My client Dr. Beth Ricanati, whose memoir, Braided: A Journey of a Thousand Challas, I wrote about last week, is making it her mission to help women learn to stop and bake bread. Women tend to be so stressed out these days that stopping to do anything — breath, take a walk, take a minute to think — is becoming more and more of a luxury. One of my favorite moments in Beth’s book is when she addresses the question that new bread bakers always ask: how will I know when the bread is ready to take out of the oven?
The reason I love this story so much is that it captures the exact same concerns that book writers have about knowing when their manuscripts are ready to go out into the world.
New bakers, like new writers, want answers. “Tell me exactly what temperature for exactly how long I should bake the bread so that it’s perfect” has the same root as “Tell me exactly what I need to do to ensure that the book I write is beloved by agents and editors and readers.”
The root of those questions is lack of confidence in your own senses, your own knowing, and your own truth.
What Beth tells new bakers is this: you will just know.

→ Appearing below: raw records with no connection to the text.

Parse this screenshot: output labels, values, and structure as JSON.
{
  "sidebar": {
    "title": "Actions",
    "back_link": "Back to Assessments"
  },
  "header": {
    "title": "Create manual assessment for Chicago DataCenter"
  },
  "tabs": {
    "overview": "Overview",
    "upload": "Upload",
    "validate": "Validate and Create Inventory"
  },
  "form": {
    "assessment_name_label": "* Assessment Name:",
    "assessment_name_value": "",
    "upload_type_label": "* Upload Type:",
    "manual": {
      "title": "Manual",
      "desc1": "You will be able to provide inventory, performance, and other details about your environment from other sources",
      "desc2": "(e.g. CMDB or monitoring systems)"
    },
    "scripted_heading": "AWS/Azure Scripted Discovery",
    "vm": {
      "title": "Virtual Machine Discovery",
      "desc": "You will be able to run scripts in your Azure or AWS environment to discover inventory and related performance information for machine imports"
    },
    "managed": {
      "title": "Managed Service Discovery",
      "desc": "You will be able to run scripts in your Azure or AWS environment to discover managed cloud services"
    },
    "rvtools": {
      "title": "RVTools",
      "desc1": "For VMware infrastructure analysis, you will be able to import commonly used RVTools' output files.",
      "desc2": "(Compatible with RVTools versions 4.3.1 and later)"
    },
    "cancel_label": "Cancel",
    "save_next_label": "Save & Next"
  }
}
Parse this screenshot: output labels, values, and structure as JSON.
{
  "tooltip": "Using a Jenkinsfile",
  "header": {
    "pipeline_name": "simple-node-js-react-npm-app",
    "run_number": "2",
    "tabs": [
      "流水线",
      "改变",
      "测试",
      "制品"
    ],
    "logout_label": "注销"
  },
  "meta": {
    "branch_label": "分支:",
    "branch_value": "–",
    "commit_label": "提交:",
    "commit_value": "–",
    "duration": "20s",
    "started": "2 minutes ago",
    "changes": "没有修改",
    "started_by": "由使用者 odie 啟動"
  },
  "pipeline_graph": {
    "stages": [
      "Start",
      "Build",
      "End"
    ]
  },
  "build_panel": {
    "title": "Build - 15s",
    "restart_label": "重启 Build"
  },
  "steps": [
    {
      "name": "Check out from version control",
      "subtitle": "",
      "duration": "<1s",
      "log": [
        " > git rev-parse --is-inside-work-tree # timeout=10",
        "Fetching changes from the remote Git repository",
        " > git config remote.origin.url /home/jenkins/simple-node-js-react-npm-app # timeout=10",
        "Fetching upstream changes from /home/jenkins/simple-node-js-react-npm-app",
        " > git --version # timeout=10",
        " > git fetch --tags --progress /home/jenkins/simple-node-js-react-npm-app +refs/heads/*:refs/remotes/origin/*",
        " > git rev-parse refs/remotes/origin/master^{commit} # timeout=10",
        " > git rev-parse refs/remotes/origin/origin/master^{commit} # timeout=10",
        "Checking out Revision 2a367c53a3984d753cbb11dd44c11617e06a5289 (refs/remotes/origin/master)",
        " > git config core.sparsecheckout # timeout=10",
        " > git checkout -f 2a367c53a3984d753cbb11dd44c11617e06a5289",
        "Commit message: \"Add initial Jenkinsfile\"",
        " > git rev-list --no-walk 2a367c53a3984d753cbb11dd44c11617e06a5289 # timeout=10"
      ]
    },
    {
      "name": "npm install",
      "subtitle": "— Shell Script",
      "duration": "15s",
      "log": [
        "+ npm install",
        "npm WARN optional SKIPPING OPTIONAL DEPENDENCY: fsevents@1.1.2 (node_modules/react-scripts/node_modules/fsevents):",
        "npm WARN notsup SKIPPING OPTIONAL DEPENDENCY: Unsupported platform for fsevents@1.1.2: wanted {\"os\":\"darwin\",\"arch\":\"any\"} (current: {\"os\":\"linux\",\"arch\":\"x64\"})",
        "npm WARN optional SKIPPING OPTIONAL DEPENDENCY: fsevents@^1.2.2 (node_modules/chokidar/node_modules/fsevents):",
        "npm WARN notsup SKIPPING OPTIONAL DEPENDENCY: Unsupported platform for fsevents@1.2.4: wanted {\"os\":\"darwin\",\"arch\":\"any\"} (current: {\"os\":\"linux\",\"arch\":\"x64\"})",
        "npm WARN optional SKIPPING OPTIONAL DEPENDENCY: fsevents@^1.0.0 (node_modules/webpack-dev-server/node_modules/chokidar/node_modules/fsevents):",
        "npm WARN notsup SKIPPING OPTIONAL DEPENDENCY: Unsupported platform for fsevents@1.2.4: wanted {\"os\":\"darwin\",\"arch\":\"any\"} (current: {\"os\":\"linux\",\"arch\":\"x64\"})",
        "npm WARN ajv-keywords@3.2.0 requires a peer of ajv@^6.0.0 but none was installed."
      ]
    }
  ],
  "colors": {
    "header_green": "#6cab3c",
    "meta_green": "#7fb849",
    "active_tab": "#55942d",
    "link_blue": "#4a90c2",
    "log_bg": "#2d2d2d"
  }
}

You will know by the way the house suddenly smells like freshly baked bread — not almost-baked bread but bread at its prime moment of done-ness. And the more you bake, the more you will be able to pinpoint this moment of transformation when the dough ceases to be the sum of its part and becomes, instead, bread.
The same is true of your book. You will just know. And the more you write, the more you will come to pinpoint when all the words and sentence and paragraphs transform into the book you wanted to write.
I was recently speaking with KJ Dell’Antonia, a seasoned author and long-time writer and editor for the New York Times’ Motherlode column, about her work-in-progress (about which I shall say nothing just now…) KJ had been working and working and working on the book, revising and thinking and tweaking and changing, and then there came a moment when she just knew it was time to be done and send it out to her agent.
How did she know it was ready?
She said, “It’s good enough.”
As a pro, she just knows — and she knows that there is a whole process a finished manuscript goes through before it becomes a book. In a traditional publishing model, agents and editors and copyeditors and proofreaders will still work on it and in a self-publishing model, you will have copyeditors and proofreaders.
The goal is to get it to the “good enough” point — and then let it go.
The goal is not perfection — because there can be no such thing in bread or in books. They are both living, breathing works of art.
For first-time writers, knowing where the “good enough” point is can be difficult. I came up with a simple three-part “Is it Good Enough?” test that writers can use to determine if their manuscript is ready for the world. It goes like this:
The “Is it Good Enough?” Test
1. Do you love what you have written? It’s hard to ask anyone else to love it if you yourself don’t love it first. You may get to a place where you are tired of your manuscript, or itching to start the next project, or just done after years of putting in time and effort — but that’s different from the love. You need to love what you have written.
2. Can you identify the kinds of readers who might love what you have written, and do you know why they might love it? Your book is not going to appeal to everyone, and that’s fine. But knowing who your target audience is and what they might be coming to your book for — education or entertainment or solace or solidarity — is critical to its success in a crowded marketplace. You don’t have to write to the market, but I believe that you do have to write to some specific kind of person or group of people, and you have to know what they need. If you can give it to them, your book will be well received. Being able to identify these readers and articulate how you will serve them is a good indication that your manuscript is good enough.
3. Have you had trusted readers give you honest feedback? Like an electrical current, writers need readers to close the loop. In order to make sure the connection is working, you need to seek out honest critical feedback from trusted allies, and then you need to measure that feedback against your own vision and instincts. It’s a powerful step in the writing process — to test the product and see how it works in the field. This is the step where a professional like a book coach can add huge value, but you can also do this with beta readers, writer friends, and trusted laypeople. Just make sure you are open to hearing what they are saying and ask for truly honest feedback. Once you hear that feedback and address it, your manuscript is probably good enough.